_HOW TO COMPLETE THIS TASK_. Whenever a line of the records below contains the word "verified", copy that line.

(Data items)

==============================

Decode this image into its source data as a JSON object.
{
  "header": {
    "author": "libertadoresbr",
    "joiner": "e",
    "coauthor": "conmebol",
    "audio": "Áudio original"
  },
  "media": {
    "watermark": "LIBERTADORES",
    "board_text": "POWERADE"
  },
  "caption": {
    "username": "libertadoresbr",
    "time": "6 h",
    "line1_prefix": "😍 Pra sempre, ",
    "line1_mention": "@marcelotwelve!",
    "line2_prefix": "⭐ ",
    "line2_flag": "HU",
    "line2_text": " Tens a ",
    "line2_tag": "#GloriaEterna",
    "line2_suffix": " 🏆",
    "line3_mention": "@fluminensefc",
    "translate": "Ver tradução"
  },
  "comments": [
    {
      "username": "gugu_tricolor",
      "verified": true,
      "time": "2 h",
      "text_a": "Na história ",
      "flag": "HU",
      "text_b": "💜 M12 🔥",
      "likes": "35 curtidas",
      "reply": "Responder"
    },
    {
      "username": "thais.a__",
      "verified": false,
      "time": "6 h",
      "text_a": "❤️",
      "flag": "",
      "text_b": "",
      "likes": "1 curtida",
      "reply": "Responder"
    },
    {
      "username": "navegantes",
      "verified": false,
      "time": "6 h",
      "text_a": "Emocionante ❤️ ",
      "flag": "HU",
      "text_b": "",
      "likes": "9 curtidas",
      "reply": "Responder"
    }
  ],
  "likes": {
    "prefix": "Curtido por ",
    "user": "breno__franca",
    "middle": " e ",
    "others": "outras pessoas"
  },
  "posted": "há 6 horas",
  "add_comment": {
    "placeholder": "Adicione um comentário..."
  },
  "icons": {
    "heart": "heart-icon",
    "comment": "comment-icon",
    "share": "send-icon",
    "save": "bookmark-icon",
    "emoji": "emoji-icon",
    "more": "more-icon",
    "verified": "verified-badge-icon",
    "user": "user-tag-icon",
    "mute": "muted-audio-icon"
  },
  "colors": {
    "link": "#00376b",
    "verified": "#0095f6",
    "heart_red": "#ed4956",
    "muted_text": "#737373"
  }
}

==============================

_YOUR SOLUTION_.
      "verified": true,
      "verified": false,
      "verified": false,
    "verified": "verified-badge-icon",
    "verified": "#0095f6",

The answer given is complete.